When he received no answer he spoke again loudly. Then, in a frenzy, Glenister shook the wounded man cruelly, so that he cried out in terror:
"I'm dying--oh, I'm dying." Roy raised the sick man up and thrust his own face before his eyes.
"This is Glenister. I've come for Helen--where is she?" A spark of recognition flickered into the dull stare.
"You're too late--I'm dying--and I'm afraid."
His questioner shook Struve again. "Where is she?" he repeated, time after time, till by very force of his own insistence he compelled realization in the sufferer.
"The Kid took her away. The Kid shot me," and then his voice rose till it flooded the room with terror. "The Kid shot me and I'm dying." He coughed blood to his lips, at which Roy laid him back and stood up. So there was no mistake, after all, and he had arrived too late. This was the Kid's revenge. This was how he struck. Lacking courage to face a man's level eyes, he possessed the foulness to prey upon a woman. Roy felt a weakening physical sickness sweep over him till his eye fell upon a sodden garment which Helen had removed from her brother's shoulders and replaced with a dry one. He snatched it from the floor and in a sudden fury felt it come apart in his hands like wet tissue-paper.

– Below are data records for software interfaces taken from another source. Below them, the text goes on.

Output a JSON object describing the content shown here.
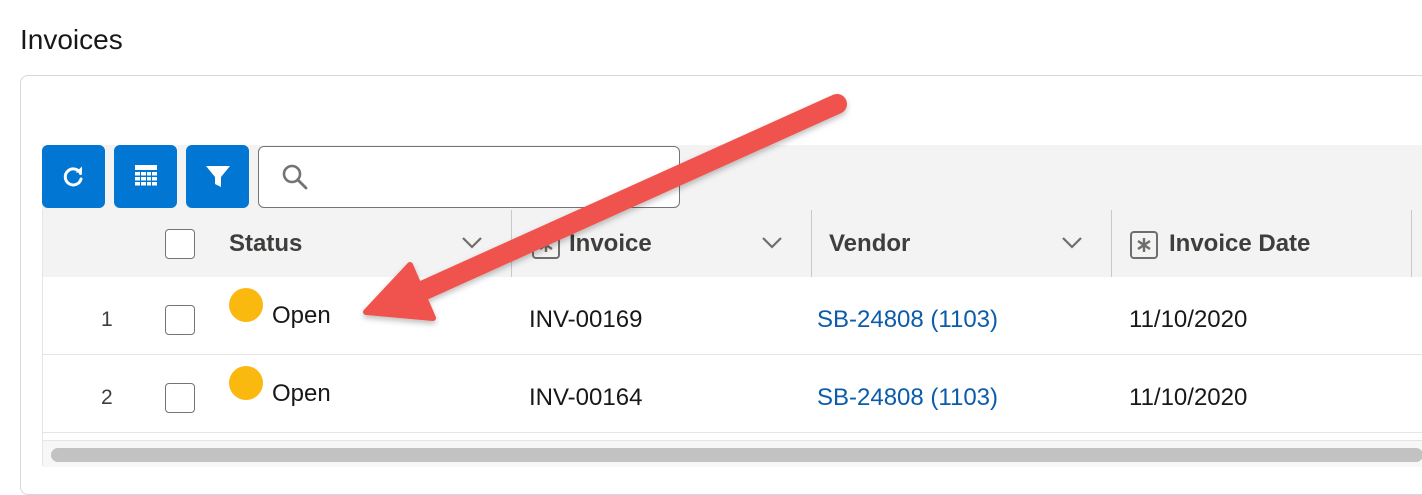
{
  "page": {
    "title": "Invoices"
  },
  "colors": {
    "brand": "#0176d3",
    "status_open": "#fbb90f",
    "link": "#0b5cab",
    "annotation_arrow": "#f0524d"
  },
  "toolbar": {
    "buttons": [
      {
        "icon": "refresh-icon"
      },
      {
        "icon": "column-picker-icon"
      },
      {
        "icon": "filter-icon"
      }
    ],
    "search": {
      "icon": "search-icon",
      "value": "",
      "placeholder": ""
    }
  },
  "table": {
    "columns": [
      {
        "label": "Status",
        "icon": "chevron-down-icon"
      },
      {
        "label": "Invoice",
        "icon": "chevron-down-icon"
      },
      {
        "label": "Vendor",
        "icon": "chevron-down-icon"
      },
      {
        "label": "Invoice Date"
      }
    ],
    "rows": [
      {
        "num": "1",
        "status": "Open",
        "invoice": "INV-00169",
        "vendor": "SB-24808 (1103)",
        "date": "11/10/2020"
      },
      {
        "num": "2",
        "status": "Open",
        "invoice": "INV-00164",
        "vendor": "SB-24808 (1103)",
        "date": "11/10/2020"
      }
    ]
  }
}
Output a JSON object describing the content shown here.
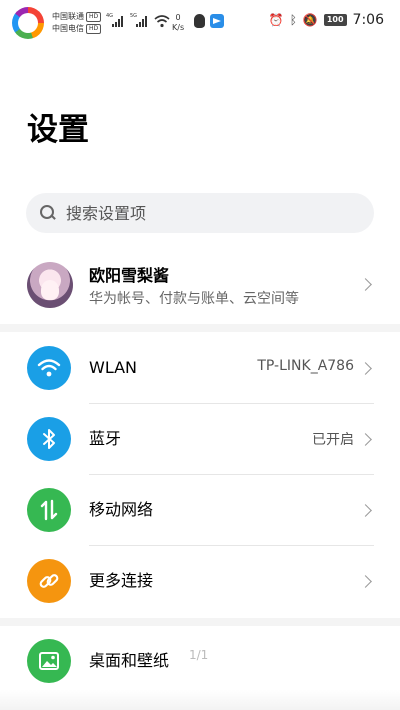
{
  "status_bar": {
    "carrier_1": "中国联通",
    "carrier_2": "中国电信",
    "hd_badge": "HD",
    "net_tag_1": "4G",
    "net_tag_2": "5G",
    "speed_value": "0",
    "speed_unit": "K/s",
    "battery": "100",
    "time": "7:06",
    "icons": [
      "app-ring-icon",
      "signal-icon",
      "wifi-icon",
      "qq-icon",
      "telegram-icon",
      "alarm-icon",
      "bluetooth-icon",
      "mute-icon",
      "battery-icon"
    ]
  },
  "title": "设置",
  "search": {
    "placeholder": "搜索设置项"
  },
  "profile": {
    "name": "欧阳雪梨酱",
    "subtitle": "华为帐号、付款与账单、云空间等"
  },
  "rows": [
    {
      "label": "WLAN",
      "value": "TP-LINK_A786",
      "icon": "wifi-icon",
      "color": "#1a9fe6"
    },
    {
      "label": "蓝牙",
      "value": "已开启",
      "icon": "bluetooth-icon",
      "color": "#1a9fe6"
    },
    {
      "label": "移动网络",
      "value": "",
      "icon": "mobile-data-icon",
      "color": "#36b852"
    },
    {
      "label": "更多连接",
      "value": "",
      "icon": "link-icon",
      "color": "#f5950f"
    },
    {
      "label": "桌面和壁纸",
      "value": "",
      "icon": "wallpaper-icon",
      "color": "#36b852"
    }
  ],
  "page_indicator": "1/1"
}
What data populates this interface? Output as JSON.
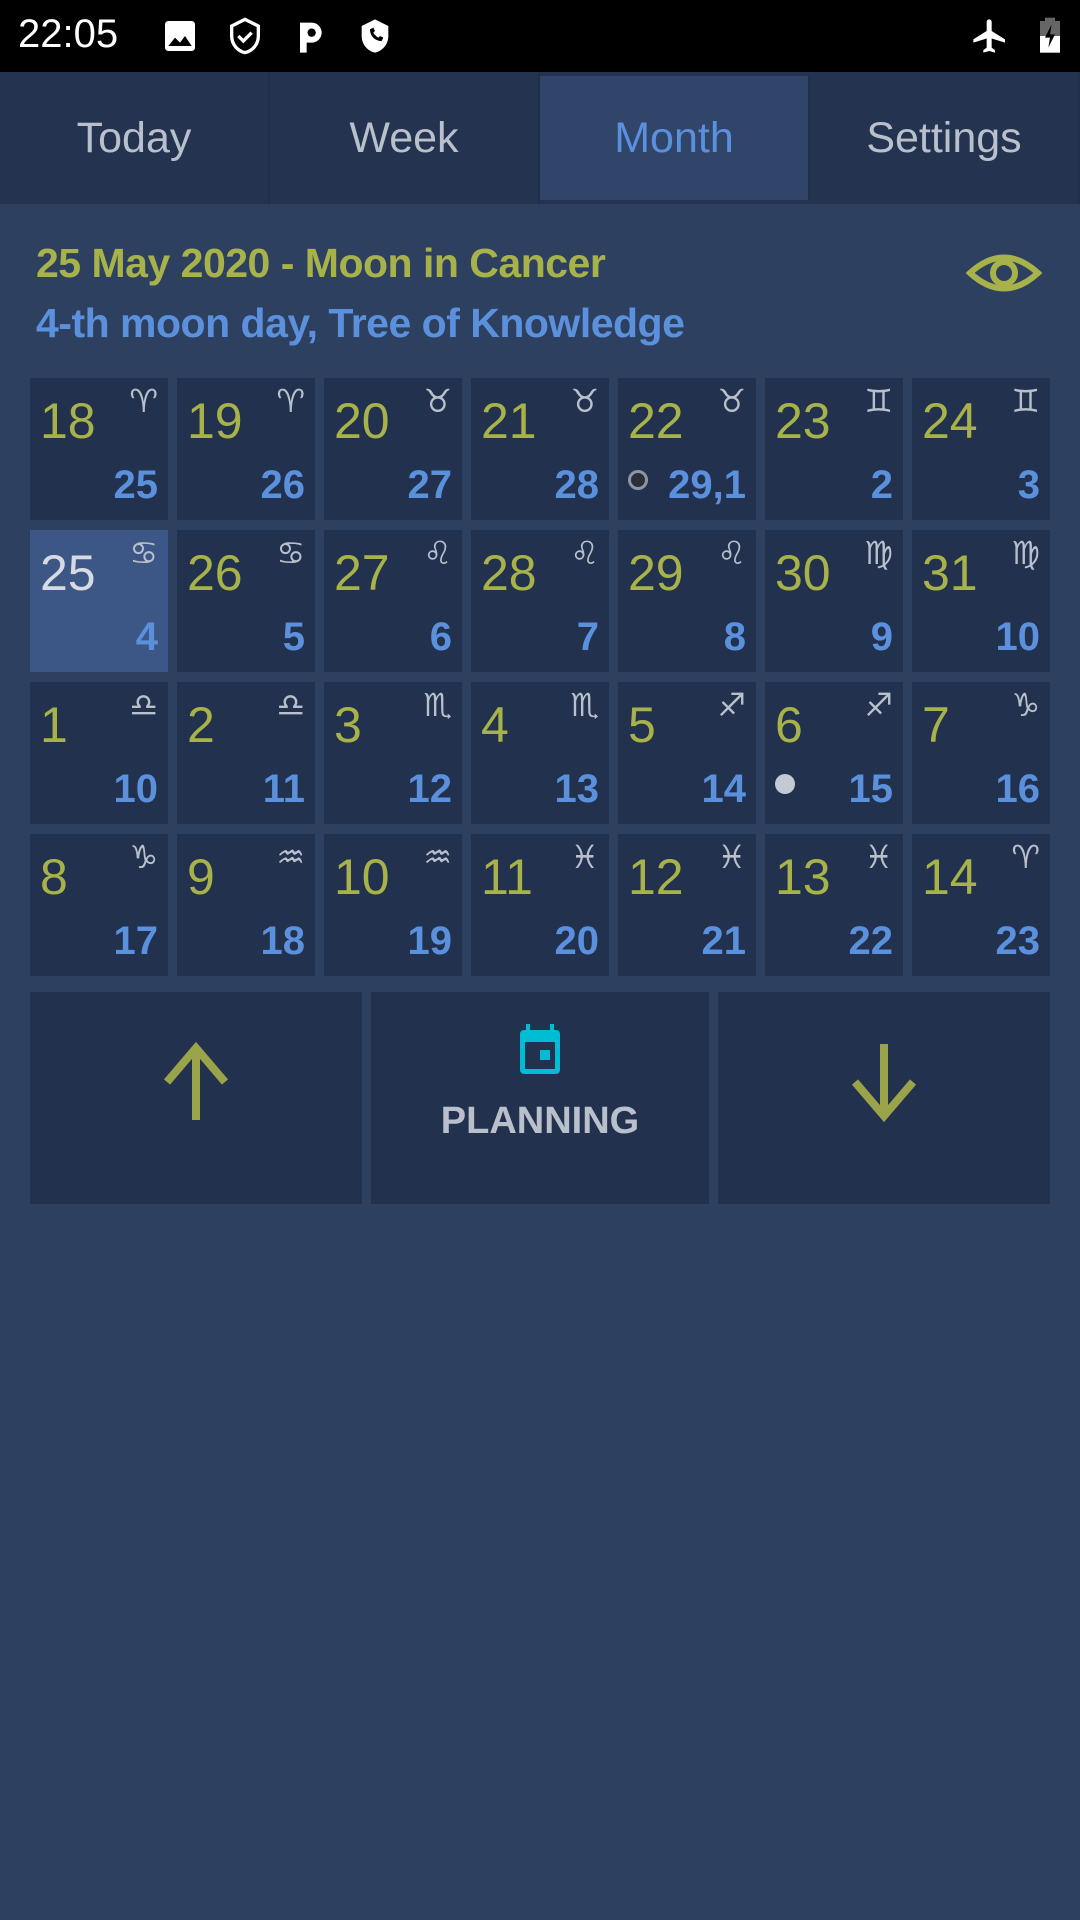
{
  "status_bar": {
    "time": "22:05",
    "left_icons": [
      "image-icon",
      "shield-check-icon",
      "parking-icon",
      "shield-phone-icon"
    ],
    "right_icons": [
      "airplane-mode-icon",
      "battery-charging-icon"
    ]
  },
  "tabs": [
    {
      "label": "Today",
      "active": false
    },
    {
      "label": "Week",
      "active": false
    },
    {
      "label": "Month",
      "active": true
    },
    {
      "label": "Settings",
      "active": false
    }
  ],
  "header": {
    "title": "25 May 2020 - Moon in Cancer",
    "subtitle": "4-th moon day, Tree of Knowledge",
    "eye_icon": "eye-icon"
  },
  "colors": {
    "background": "#2e4060",
    "cell": "#22314d",
    "today_cell": "#3c5685",
    "day_number": "#a8b24a",
    "moon_day": "#5b90dc",
    "sign": "#b9c0cc",
    "planning_icon": "#00bcd4"
  },
  "calendar": {
    "days": [
      {
        "day": "18",
        "sign": "♈",
        "sign_name": "aries",
        "moon_day": "25"
      },
      {
        "day": "19",
        "sign": "♈",
        "sign_name": "aries",
        "moon_day": "26"
      },
      {
        "day": "20",
        "sign": "♉",
        "sign_name": "taurus",
        "moon_day": "27"
      },
      {
        "day": "21",
        "sign": "♉",
        "sign_name": "taurus",
        "moon_day": "28"
      },
      {
        "day": "22",
        "sign": "♉",
        "sign_name": "taurus",
        "moon_day": "29,1",
        "phase": "new"
      },
      {
        "day": "23",
        "sign": "♊",
        "sign_name": "gemini",
        "moon_day": "2"
      },
      {
        "day": "24",
        "sign": "♊",
        "sign_name": "gemini",
        "moon_day": "3"
      },
      {
        "day": "25",
        "sign": "♋",
        "sign_name": "cancer",
        "moon_day": "4",
        "today": true
      },
      {
        "day": "26",
        "sign": "♋",
        "sign_name": "cancer",
        "moon_day": "5"
      },
      {
        "day": "27",
        "sign": "♌",
        "sign_name": "leo",
        "moon_day": "6"
      },
      {
        "day": "28",
        "sign": "♌",
        "sign_name": "leo",
        "moon_day": "7"
      },
      {
        "day": "29",
        "sign": "♌",
        "sign_name": "leo",
        "moon_day": "8"
      },
      {
        "day": "30",
        "sign": "♍",
        "sign_name": "virgo",
        "moon_day": "9"
      },
      {
        "day": "31",
        "sign": "♍",
        "sign_name": "virgo",
        "moon_day": "10"
      },
      {
        "day": "1",
        "sign": "♎",
        "sign_name": "libra",
        "moon_day": "10"
      },
      {
        "day": "2",
        "sign": "♎",
        "sign_name": "libra",
        "moon_day": "11"
      },
      {
        "day": "3",
        "sign": "♏",
        "sign_name": "scorpio",
        "moon_day": "12"
      },
      {
        "day": "4",
        "sign": "♏",
        "sign_name": "scorpio",
        "moon_day": "13"
      },
      {
        "day": "5",
        "sign": "♐",
        "sign_name": "sagittarius",
        "moon_day": "14"
      },
      {
        "day": "6",
        "sign": "♐",
        "sign_name": "sagittarius",
        "moon_day": "15",
        "phase": "full"
      },
      {
        "day": "7",
        "sign": "♑",
        "sign_name": "capricorn",
        "moon_day": "16"
      },
      {
        "day": "8",
        "sign": "♑",
        "sign_name": "capricorn",
        "moon_day": "17"
      },
      {
        "day": "9",
        "sign": "♒",
        "sign_name": "aquarius",
        "moon_day": "18"
      },
      {
        "day": "10",
        "sign": "♒",
        "sign_name": "aquarius",
        "moon_day": "19"
      },
      {
        "day": "11",
        "sign": "♓",
        "sign_name": "pisces",
        "moon_day": "20"
      },
      {
        "day": "12",
        "sign": "♓",
        "sign_name": "pisces",
        "moon_day": "21"
      },
      {
        "day": "13",
        "sign": "♓",
        "sign_name": "pisces",
        "moon_day": "22"
      },
      {
        "day": "14",
        "sign": "♈",
        "sign_name": "aries",
        "moon_day": "23"
      }
    ]
  },
  "actions": {
    "prev_icon": "arrow-up-icon",
    "planning_label": "PLANNING",
    "planning_icon": "calendar-icon",
    "next_icon": "arrow-down-icon"
  }
}
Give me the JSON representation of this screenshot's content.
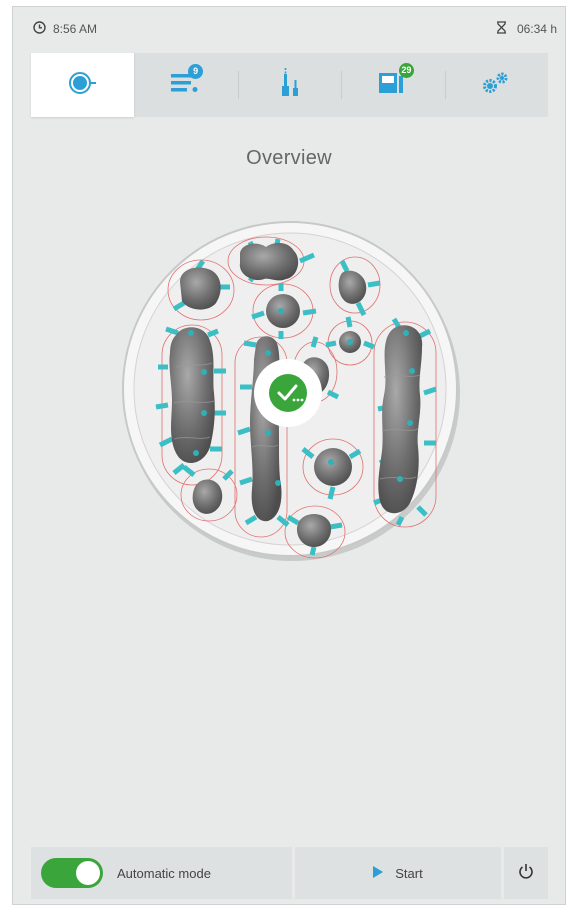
{
  "status": {
    "time": "8:56 AM",
    "remaining": "06:34 h",
    "clock_icon": "clock-icon",
    "hourglass_icon": "hourglass-icon"
  },
  "nav": {
    "tabs": [
      {
        "name": "overview",
        "icon": "disk-overview-icon",
        "active": true
      },
      {
        "name": "job-list",
        "icon": "job-list-icon",
        "badge": "9"
      },
      {
        "name": "tools",
        "icon": "milling-tools-icon"
      },
      {
        "name": "material",
        "icon": "material-block-icon",
        "badge": "29"
      },
      {
        "name": "settings",
        "icon": "gears-icon"
      }
    ],
    "active_color": "#2b9fd6",
    "badge_blue": "#2b9fd6",
    "badge_green": "#3aa53a"
  },
  "page": {
    "title": "Overview"
  },
  "disk": {
    "status_icon": "check-processing-icon",
    "status_text": "✓...",
    "accent": "#3bbfc4"
  },
  "bottom": {
    "automatic_mode_label": "Automatic mode",
    "automatic_mode_on": true,
    "start_label": "Start",
    "power_icon": "power-icon"
  }
}
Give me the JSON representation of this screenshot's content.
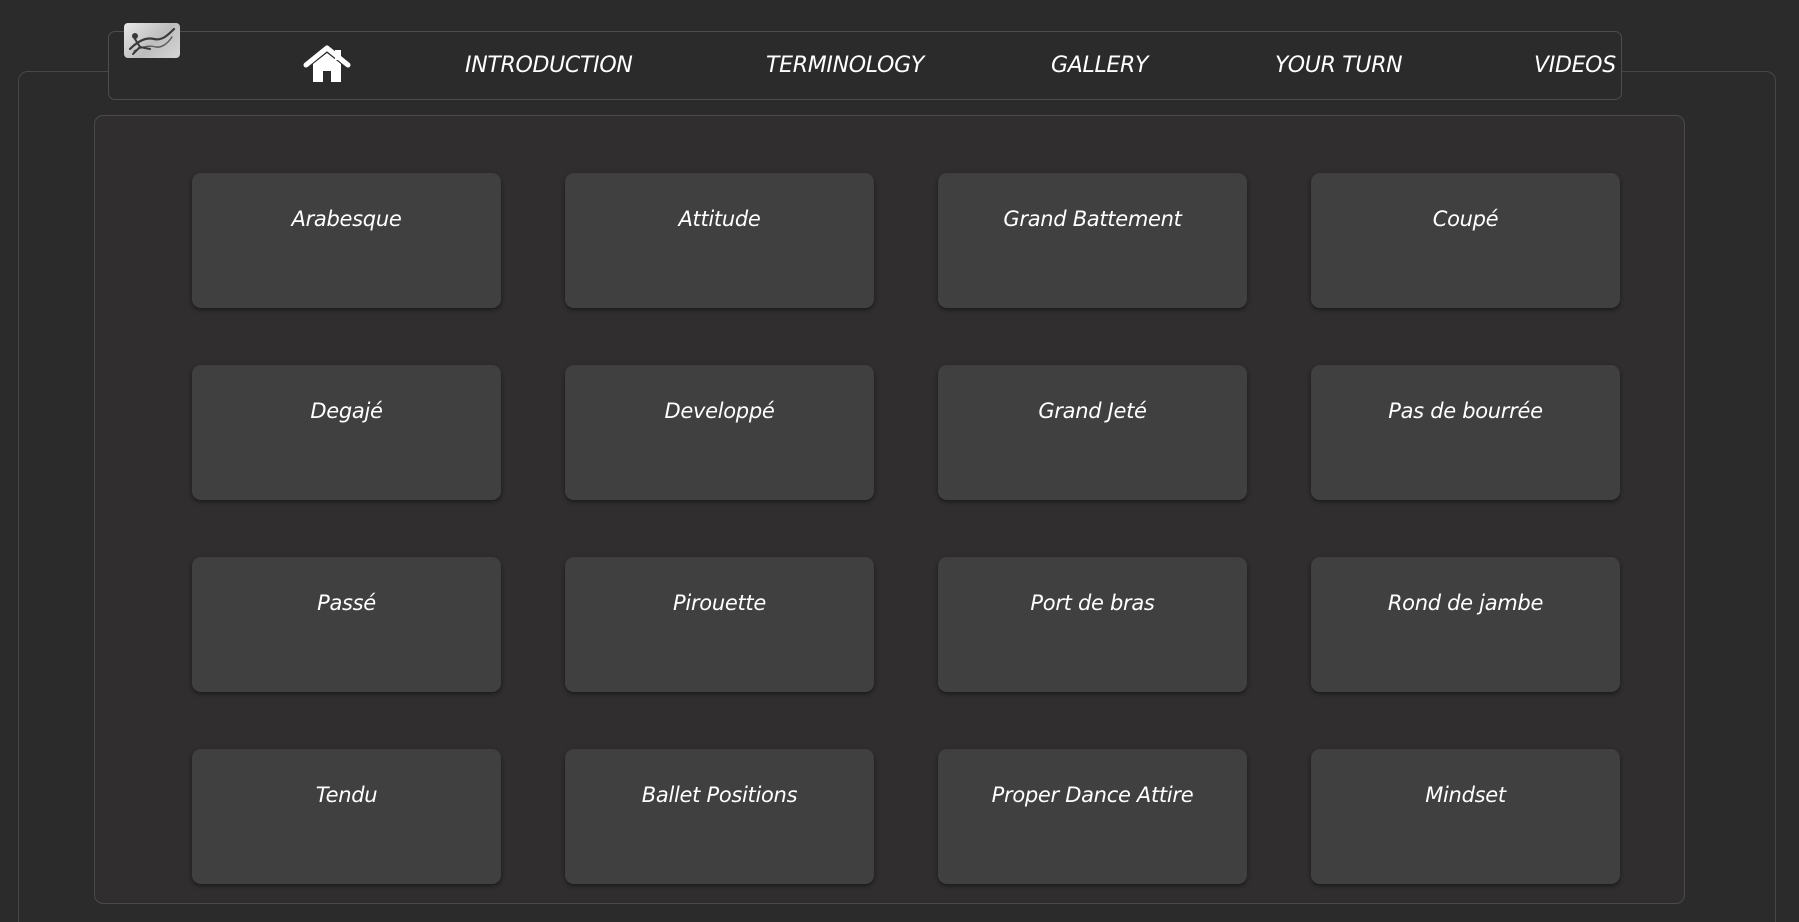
{
  "nav": {
    "logo": "dancer-logo",
    "home": "home-icon",
    "items": [
      {
        "label": "INTRODUCTION"
      },
      {
        "label": "TERMINOLOGY"
      },
      {
        "label": "GALLERY"
      },
      {
        "label": "YOUR TURN"
      },
      {
        "label": "VIDEOS"
      }
    ]
  },
  "terms": [
    {
      "label": "Arabesque"
    },
    {
      "label": "Attitude"
    },
    {
      "label": "Grand Battement"
    },
    {
      "label": "Coupé"
    },
    {
      "label": "Degajé"
    },
    {
      "label": "Developpé"
    },
    {
      "label": "Grand Jeté"
    },
    {
      "label": "Pas de bourrée"
    },
    {
      "label": "Passé"
    },
    {
      "label": "Pirouette"
    },
    {
      "label": "Port de bras"
    },
    {
      "label": "Rond de jambe"
    },
    {
      "label": "Tendu"
    },
    {
      "label": "Ballet Positions"
    },
    {
      "label": "Proper Dance Attire"
    },
    {
      "label": "Mindset"
    }
  ],
  "colors": {
    "background": "#2b2b2b",
    "panel": "#302e2f",
    "card": "#414041",
    "text": "#ffffff"
  }
}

He found himself out in the rain, scanning the trampled soil by light of his lamp, and discerned tracks which the drizzle had not yet erased. He reasoned mechanically that the two riders could have no great start of him, so strode out beyond the house to see if they had gone farther into the hills. There were no tracks here, therefore they must have doubled back towards town. It did not occur to him that they might have left the beaten path and followed down the little creek to the river; but, replacing the light where he had found it, he remounted and lashed his horse into a stiff canter up towards the divide that lay between him and the city. The story was growing plainer to him, though as yet he could not piece it all together. Its possibilities stabbed him with such horror that he cried out aloud and beat his steed into faster time with both hands and feet. To think of those two ruffians fighting over this girl as though she were the spoils of pillage! He must overtake the Kid--he WOULD! The possibility that he might not threw him into such ungovernable mental chaos that he was forced to calm himself. Men went mad that way. He could not think of it. That gasping creature in the road-house spoke all too well of the Bronco's determination. And yet, who of those who had known the Kid in the past would dream that his vileness was so utter as this?
Away to the right, hidden among the shadowed hills, his friends rested themselves for the coming battle, waiting impatiently his return, and timing it to the rising sun. Down in the valley to his left were the two he followed, while he, obsessed and unreasoning, now cursing like a madman, now grim and silent, spurred southward towards town and into the ranks of his enemies.
|Art of Worldly Wisdom Daily|
In the 1600s, Balthasar Gracian, a jesuit priest wrote 300 aphorisms on living life called "The Art of Worldly Wisdom." Join our newsletter below and read them all, one at a time.
Shakespeare wrote over 150 sonnets! Join our Sonnet-A-Day Newsletter and read them all, one at a time.